EXERCISE: Check each line of the entries. Copy the ones that contain the string "prev".

[Page and application data records]
*** Begin section ***
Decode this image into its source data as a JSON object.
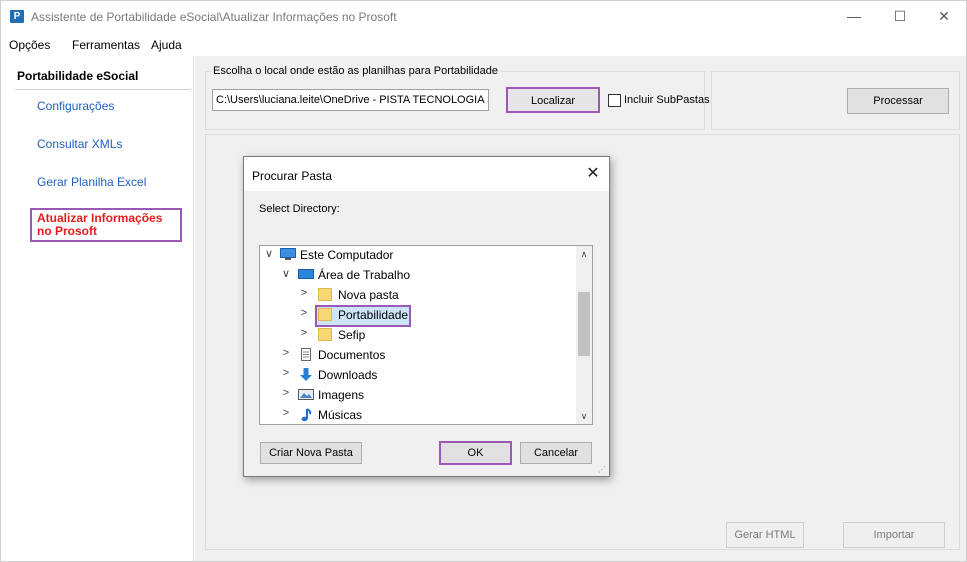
{
  "window": {
    "title": "Assistente de Portabilidade eSocial\\Atualizar Informações no Prosoft",
    "app_icon": "P",
    "minimize": "—",
    "maximize": "☐",
    "close": "✕"
  },
  "menu": {
    "items": [
      "Opções",
      "Ferramentas",
      "Ajuda"
    ]
  },
  "sidebar": {
    "header": "Portabilidade eSocial",
    "items": [
      {
        "label": "Configurações"
      },
      {
        "label": "Consultar XMLs"
      },
      {
        "label": "Gerar Planilha Excel"
      },
      {
        "label": "Atualizar Informações no Prosoft"
      }
    ]
  },
  "main": {
    "group_label": "Escolha o local onde estão as planilhas para Portabilidade",
    "path_value": "C:\\Users\\luciana.leite\\OneDrive - PISTA TECNOLOGIA S.",
    "localizar_label": "Localizar",
    "include_subfolders_label": "Incluir SubPastas",
    "include_subfolders_checked": false,
    "processar_label": "Processar",
    "gerar_html_label": "Gerar HTML",
    "importar_label": "Importar"
  },
  "dialog": {
    "title": "Procurar Pasta",
    "close": "✕",
    "prompt": "Select Directory:",
    "tree": [
      {
        "label": "Este Computador",
        "icon": "computer-icon",
        "arrow": "∨"
      },
      {
        "label": "Área de Trabalho",
        "icon": "desktop-icon",
        "arrow": "∨"
      },
      {
        "label": "Nova pasta",
        "icon": "folder-icon",
        "arrow": ">"
      },
      {
        "label": "Portabilidade",
        "icon": "folder-icon",
        "arrow": ">",
        "selected": true
      },
      {
        "label": "Sefip",
        "icon": "folder-icon",
        "arrow": ">"
      },
      {
        "label": "Documentos",
        "icon": "documents-icon",
        "arrow": ">"
      },
      {
        "label": "Downloads",
        "icon": "download-icon",
        "arrow": ">"
      },
      {
        "label": "Imagens",
        "icon": "images-icon",
        "arrow": ">"
      },
      {
        "label": "Músicas",
        "icon": "music-icon",
        "arrow": ">"
      }
    ],
    "scroll_up": "∧",
    "scroll_down": "∨",
    "new_folder_label": "Criar Nova Pasta",
    "ok_label": "OK",
    "cancel_label": "Cancelar"
  },
  "colors": {
    "accent_highlight": "#9b59b6",
    "active_link": "#e31b1b",
    "link": "#1f5fbf",
    "selection": "#cce4f7"
  }
}
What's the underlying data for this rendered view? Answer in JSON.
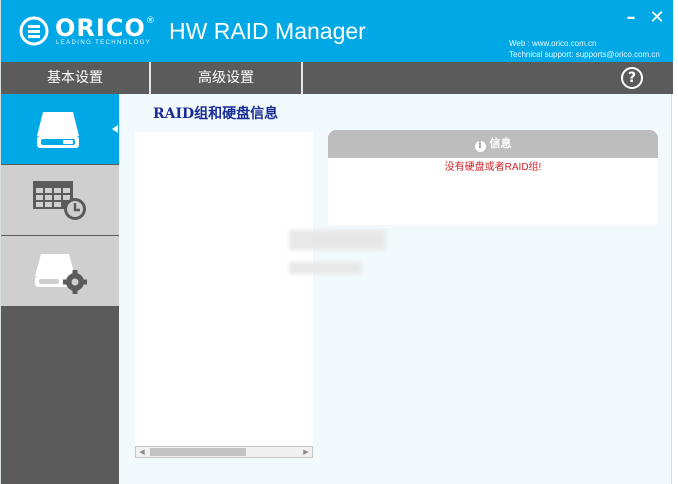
{
  "window": {
    "brand_name": "ORICO",
    "brand_reg": "®",
    "brand_tagline": "LEADING   TECHNOLOGY",
    "app_title": "HW RAID Manager",
    "minimize_label": "–",
    "close_label": "✕",
    "contact_web": "Web : www.orico.com.cn",
    "contact_support": "Technical support: supports@orico.com.cn"
  },
  "tabs": [
    {
      "label": "基本设置"
    },
    {
      "label": "高级设置"
    }
  ],
  "help_label": "?",
  "sidebar": {
    "items": [
      {
        "icon": "hard-drive-icon",
        "active": true
      },
      {
        "icon": "grid-clock-icon",
        "active": false
      },
      {
        "icon": "drive-gear-icon",
        "active": false
      }
    ]
  },
  "content": {
    "title": "RAID组和硬盘信息",
    "info_panel": {
      "header": "信息",
      "message": "没有硬盘或者RAID组!"
    },
    "scrollbar": {
      "left_arrow": "◀",
      "right_arrow": "▶"
    }
  },
  "colors": {
    "accent": "#00a8e6",
    "dark_gray": "#5b5b5b",
    "title_blue": "#1a2d96",
    "error_red": "#d4232a"
  }
}
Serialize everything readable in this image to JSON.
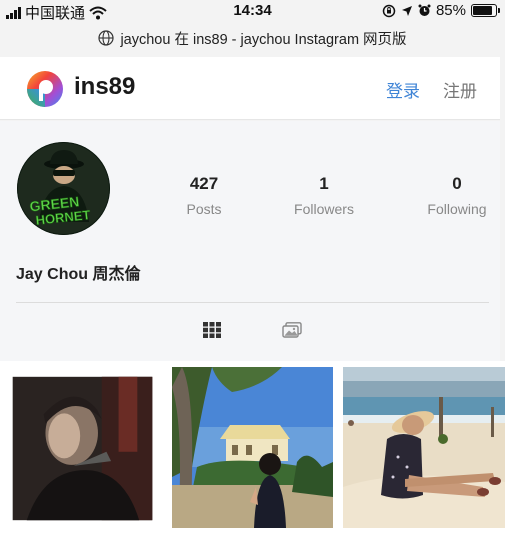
{
  "status_bar": {
    "carrier": "中国联通",
    "time": "14:34",
    "battery": "85%",
    "battery_level": 0.85
  },
  "url_bar": {
    "title": "jaychou 在 ins89 - jaychou Instagram 网页版",
    "icon": "globe-icon"
  },
  "header": {
    "brand": "ins89",
    "login_label": "登录",
    "signup_label": "注册",
    "logo_colors": [
      "#f2433b",
      "#f7b12a",
      "#3fb34f",
      "#3b8bf0",
      "#a14fd6"
    ]
  },
  "profile": {
    "avatar_text": "GREEN HORNET",
    "stats": [
      {
        "value": "427",
        "label": "Posts"
      },
      {
        "value": "1",
        "label": "Followers"
      },
      {
        "value": "0",
        "label": "Following"
      }
    ],
    "display_name": "Jay Chou 周杰倫",
    "tabs": [
      {
        "icon": "grid-icon",
        "active": true
      },
      {
        "icon": "gallery-icon",
        "active": false
      }
    ]
  },
  "grid": {
    "tiles": [
      "dark-portrait-painting",
      "girl-in-front-of-house",
      "woman-on-beach"
    ]
  },
  "colors": {
    "accent": "#3f84d6",
    "background": "#f5f6f8"
  }
}
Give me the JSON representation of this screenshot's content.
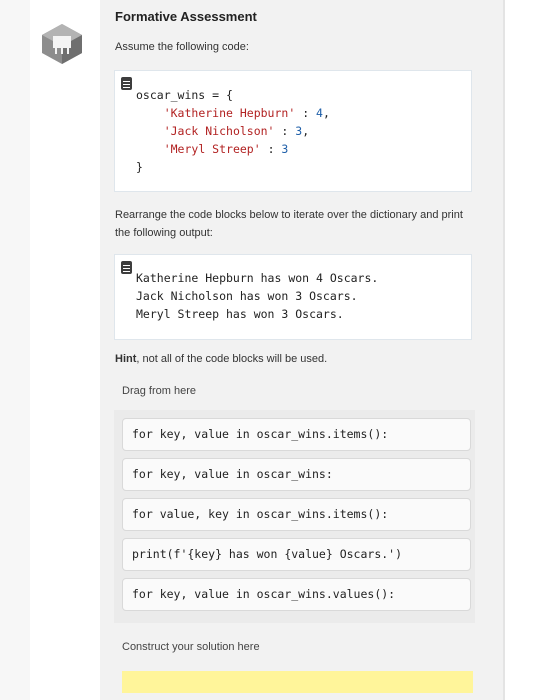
{
  "header": {
    "title": "Formative Assessment"
  },
  "intro": "Assume the following code:",
  "code_listing": {
    "l1": "oscar_wins = {",
    "l2_key": "'Katherine Hepburn'",
    "l2_rest": " : ",
    "l2_val": "4",
    "l2_end": ",",
    "l3_key": "'Jack Nicholson'",
    "l3_rest": " : ",
    "l3_val": "3",
    "l3_end": ",",
    "l4_key": "'Meryl Streep'",
    "l4_rest": " : ",
    "l4_val": "3",
    "l5": "}"
  },
  "instruction": "Rearrange the code blocks below to iterate over the dictionary and print the following output:",
  "output_listing": [
    "Katherine Hepburn has won 4 Oscars.",
    "Jack Nicholson has won 3 Oscars.",
    "Meryl Streep has won 3 Oscars."
  ],
  "hint": {
    "bold": "Hint",
    "rest": ", not all of the code blocks will be used."
  },
  "drag_label": "Drag from here",
  "blocks": [
    "for key, value in oscar_wins.items():",
    "for key, value in oscar_wins:",
    "for value, key in oscar_wins.items():",
    "print(f'{key} has won {value} Oscars.')",
    "for key, value in oscar_wins.values():"
  ],
  "construct_label": "Construct your solution here",
  "colors": {
    "dropzone": "#fff59a",
    "string": "#b22222",
    "number": "#1d5ea8"
  },
  "icons": [
    "logo-icon",
    "document-icon"
  ]
}
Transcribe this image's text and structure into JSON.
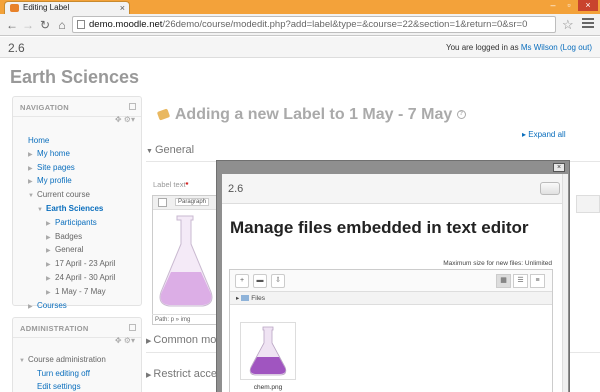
{
  "browser": {
    "tab_title": "Editing Label",
    "tab_close": "×",
    "url_host": "demo.moodle.net",
    "url_path": "/26demo/course/modedit.php?add=label&type=&course=22&section=1&return=0&sr=0",
    "icons": [
      "back-icon",
      "forward-icon",
      "reload-icon",
      "home-icon",
      "star-icon",
      "menu-icon"
    ]
  },
  "header": {
    "brand": "2.6",
    "login_prefix": "You are logged in as ",
    "user": "Ms Wilson",
    "logout": "(Log out)"
  },
  "course_title": "Earth Sciences",
  "navigation": {
    "heading": "NAVIGATION",
    "items": [
      {
        "label": "Home",
        "level": 0,
        "caret": ""
      },
      {
        "label": "My home",
        "level": 1,
        "caret": "▶"
      },
      {
        "label": "Site pages",
        "level": 1,
        "caret": "▶"
      },
      {
        "label": "My profile",
        "level": 1,
        "caret": "▶"
      },
      {
        "label": "Current course",
        "level": 1,
        "caret": "▼"
      },
      {
        "label": "Earth Sciences",
        "level": 2,
        "caret": "▼"
      },
      {
        "label": "Participants",
        "level": 3,
        "caret": "▶"
      },
      {
        "label": "Badges",
        "level": 3,
        "caret": "▶"
      },
      {
        "label": "General",
        "level": 3,
        "caret": "▶"
      },
      {
        "label": "17 April - 23 April",
        "level": 3,
        "caret": "▶"
      },
      {
        "label": "24 April - 30 April",
        "level": 3,
        "caret": "▶"
      },
      {
        "label": "1 May - 7 May",
        "level": 3,
        "caret": "▶"
      },
      {
        "label": "Courses",
        "level": 1,
        "caret": "▶"
      }
    ]
  },
  "administration": {
    "heading": "ADMINISTRATION",
    "items": [
      {
        "label": "Course administration",
        "caret": "▼"
      },
      {
        "label": "Turn editing off",
        "caret": ""
      },
      {
        "label": "Edit settings",
        "caret": ""
      }
    ]
  },
  "main": {
    "heading": "Adding a new Label to 1 May - 7 May",
    "help": "?",
    "expand_all": "Expand all",
    "sections": [
      "General",
      "Common mo",
      "Restrict acce"
    ],
    "label_text": "Label text",
    "required_mark": "*",
    "editor_format": "Paragraph",
    "editor_path": "Path: p » img"
  },
  "modal": {
    "close": "×",
    "brand": "2.6",
    "title": "Manage files embedded in text editor",
    "max_size": "Maximum size for new files: Unlimited",
    "path_label": "Files",
    "files": [
      {
        "name": "chem.png"
      }
    ]
  }
}
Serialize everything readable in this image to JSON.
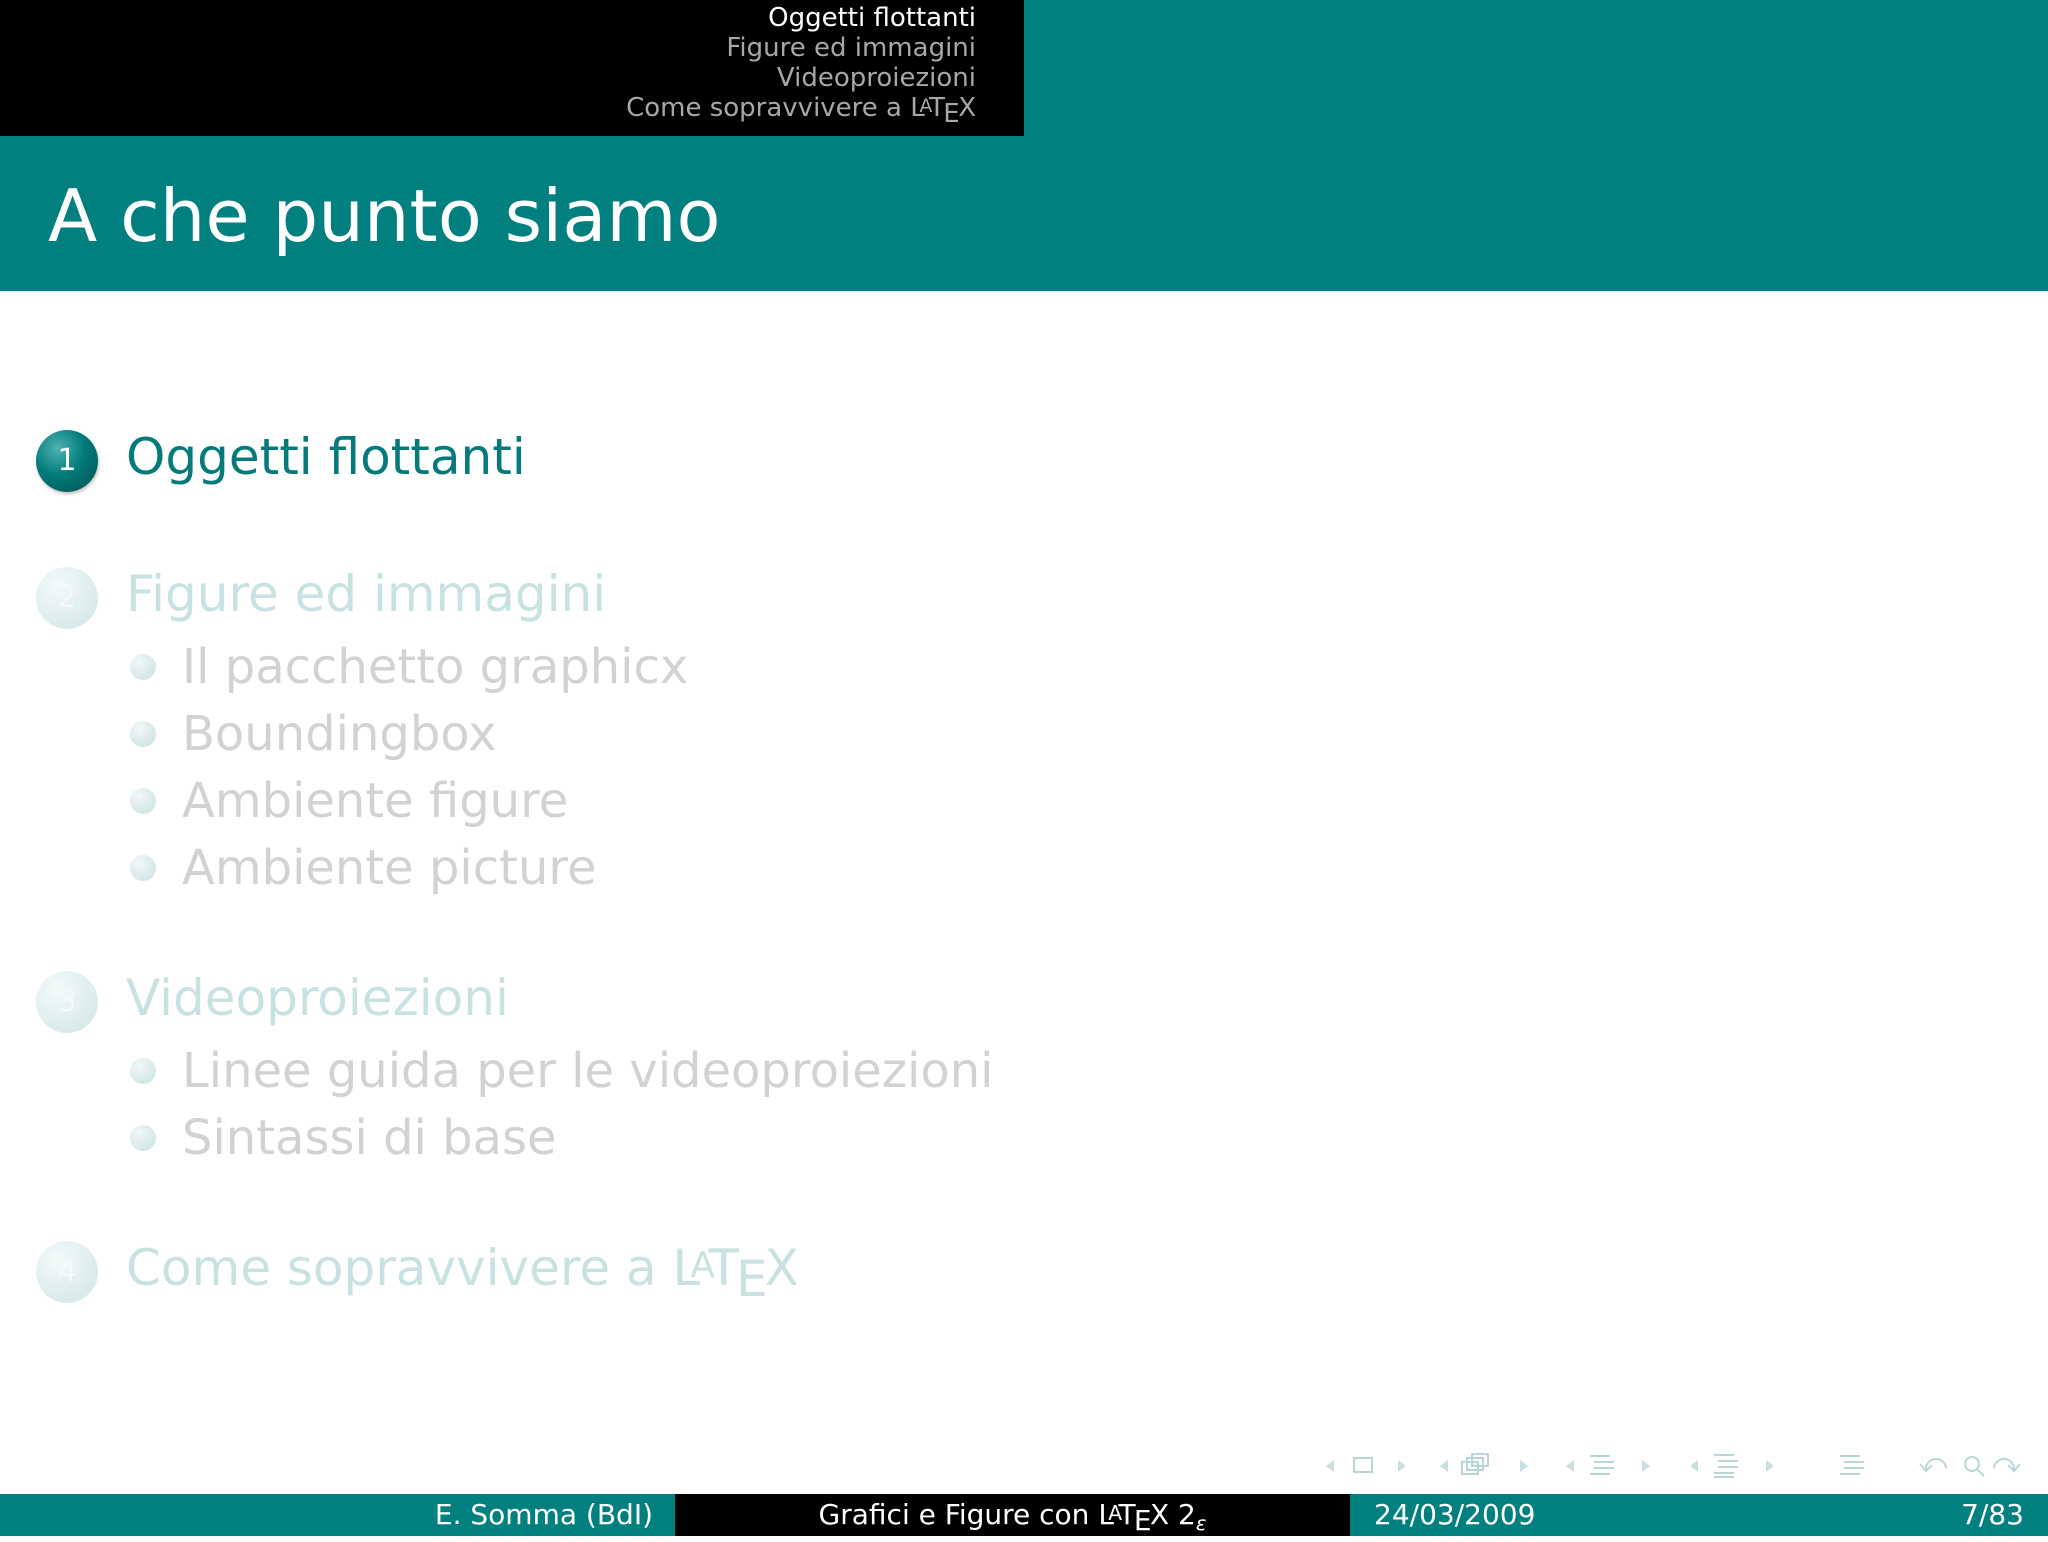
{
  "header": {
    "sections": [
      "Oggetti flottanti",
      "Figure ed immagini",
      "Videoproiezioni",
      "Come sopravvivere a"
    ],
    "latex_logo": "LaTeX"
  },
  "slide": {
    "title": "A che punto siamo"
  },
  "toc": {
    "sections": [
      {
        "number": "1",
        "label": "Oggetti flottanti"
      },
      {
        "number": "2",
        "label": "Figure ed immagini",
        "subsections": [
          "Il pacchetto graphicx",
          "Boundingbox",
          "Ambiente figure",
          "Ambiente picture"
        ]
      },
      {
        "number": "3",
        "label": "Videoproiezioni",
        "subsections": [
          "Linee guida per le videoproiezioni",
          "Sintassi di base"
        ]
      },
      {
        "number": "4",
        "label": "Come sopravvivere a"
      }
    ]
  },
  "footer": {
    "author": "E. Somma (BdI)",
    "title": "Grafici e Figure con",
    "title_suffix": "2",
    "title_epsilon": "ε",
    "date": "24/03/2009",
    "page": "7/83"
  },
  "controls": {
    "icons": [
      "nav-frame-prev",
      "nav-frame",
      "nav-frame-next",
      "nav-subsection-prev",
      "nav-subsection",
      "nav-subsection-next",
      "nav-section-prev",
      "nav-section",
      "nav-section-next",
      "nav-document-prev",
      "nav-document",
      "nav-document-next",
      "nav-appendix",
      "nav-back",
      "nav-search",
      "nav-forward"
    ]
  },
  "colors": {
    "accent": "#028080",
    "active_text": "#047a7a",
    "dim_text": "#c8e2e2",
    "dim_sub": "#d2d2d2"
  }
}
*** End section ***
REPLY TO THE TASK:
      "nav-frame-prev",
      "nav-subsection-prev",
      "nav-section-prev",
      "nav-document-prev",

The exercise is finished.